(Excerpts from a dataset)
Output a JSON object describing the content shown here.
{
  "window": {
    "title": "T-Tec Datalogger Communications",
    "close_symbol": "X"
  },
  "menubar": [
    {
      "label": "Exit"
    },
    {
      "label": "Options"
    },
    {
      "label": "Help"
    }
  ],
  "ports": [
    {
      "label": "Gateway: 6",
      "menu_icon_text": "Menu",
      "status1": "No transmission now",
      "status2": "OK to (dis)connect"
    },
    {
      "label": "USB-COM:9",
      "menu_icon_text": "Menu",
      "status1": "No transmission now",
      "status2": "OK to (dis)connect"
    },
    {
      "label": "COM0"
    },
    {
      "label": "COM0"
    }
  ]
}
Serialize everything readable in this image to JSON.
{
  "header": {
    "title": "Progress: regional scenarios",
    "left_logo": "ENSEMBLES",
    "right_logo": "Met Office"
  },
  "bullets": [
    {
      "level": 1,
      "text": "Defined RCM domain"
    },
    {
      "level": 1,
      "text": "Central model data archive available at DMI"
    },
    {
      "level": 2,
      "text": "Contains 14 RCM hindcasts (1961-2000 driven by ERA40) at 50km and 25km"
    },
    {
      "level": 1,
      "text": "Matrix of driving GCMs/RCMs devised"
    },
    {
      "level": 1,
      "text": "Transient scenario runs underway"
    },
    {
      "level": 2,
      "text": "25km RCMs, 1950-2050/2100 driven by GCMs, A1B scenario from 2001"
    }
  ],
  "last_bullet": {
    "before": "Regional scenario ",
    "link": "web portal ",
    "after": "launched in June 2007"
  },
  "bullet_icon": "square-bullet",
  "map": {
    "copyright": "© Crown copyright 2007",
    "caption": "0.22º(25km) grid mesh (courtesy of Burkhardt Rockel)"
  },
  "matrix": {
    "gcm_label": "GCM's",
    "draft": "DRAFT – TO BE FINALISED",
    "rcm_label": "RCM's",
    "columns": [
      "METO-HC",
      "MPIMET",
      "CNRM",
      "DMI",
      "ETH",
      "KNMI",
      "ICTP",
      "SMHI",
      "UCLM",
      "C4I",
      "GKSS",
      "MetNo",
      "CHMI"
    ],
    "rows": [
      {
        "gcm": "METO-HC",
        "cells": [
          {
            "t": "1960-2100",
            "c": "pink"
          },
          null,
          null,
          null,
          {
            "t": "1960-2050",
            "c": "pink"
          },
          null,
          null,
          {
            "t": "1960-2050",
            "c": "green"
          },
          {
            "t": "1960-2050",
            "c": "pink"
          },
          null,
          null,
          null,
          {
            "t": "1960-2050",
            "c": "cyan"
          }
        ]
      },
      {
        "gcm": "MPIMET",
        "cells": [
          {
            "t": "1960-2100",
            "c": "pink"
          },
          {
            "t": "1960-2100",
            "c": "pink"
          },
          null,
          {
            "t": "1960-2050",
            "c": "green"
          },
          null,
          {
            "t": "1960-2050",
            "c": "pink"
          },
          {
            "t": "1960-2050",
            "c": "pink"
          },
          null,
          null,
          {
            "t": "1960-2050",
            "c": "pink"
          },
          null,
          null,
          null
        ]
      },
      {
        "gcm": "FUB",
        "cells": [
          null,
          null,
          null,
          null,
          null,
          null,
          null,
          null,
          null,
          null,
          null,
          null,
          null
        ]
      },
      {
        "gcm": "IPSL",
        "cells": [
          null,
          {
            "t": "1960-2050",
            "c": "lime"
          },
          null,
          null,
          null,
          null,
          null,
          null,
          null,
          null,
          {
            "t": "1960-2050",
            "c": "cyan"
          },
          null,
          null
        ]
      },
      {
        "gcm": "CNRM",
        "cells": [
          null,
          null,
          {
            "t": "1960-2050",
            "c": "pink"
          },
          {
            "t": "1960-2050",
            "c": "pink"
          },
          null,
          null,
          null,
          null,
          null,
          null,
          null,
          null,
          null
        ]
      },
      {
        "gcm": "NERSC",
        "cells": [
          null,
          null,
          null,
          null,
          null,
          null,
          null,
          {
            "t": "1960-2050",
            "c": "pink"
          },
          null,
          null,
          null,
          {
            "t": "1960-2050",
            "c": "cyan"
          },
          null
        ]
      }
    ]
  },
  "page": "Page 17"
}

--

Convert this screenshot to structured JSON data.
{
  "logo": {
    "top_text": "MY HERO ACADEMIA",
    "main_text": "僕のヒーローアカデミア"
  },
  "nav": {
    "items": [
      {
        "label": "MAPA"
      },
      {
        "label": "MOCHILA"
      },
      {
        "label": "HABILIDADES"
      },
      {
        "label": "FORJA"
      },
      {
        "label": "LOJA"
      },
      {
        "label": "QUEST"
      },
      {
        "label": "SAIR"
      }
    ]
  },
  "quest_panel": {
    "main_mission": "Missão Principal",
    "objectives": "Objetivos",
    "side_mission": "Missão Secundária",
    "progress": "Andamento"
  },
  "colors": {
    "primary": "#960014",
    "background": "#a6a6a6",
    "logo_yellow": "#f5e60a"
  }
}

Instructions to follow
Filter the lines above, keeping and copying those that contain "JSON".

Task result
Output a JSON object describing the content shown here.
Serialize everything readable in this image to JSON.
Convert this screenshot to structured JSON data.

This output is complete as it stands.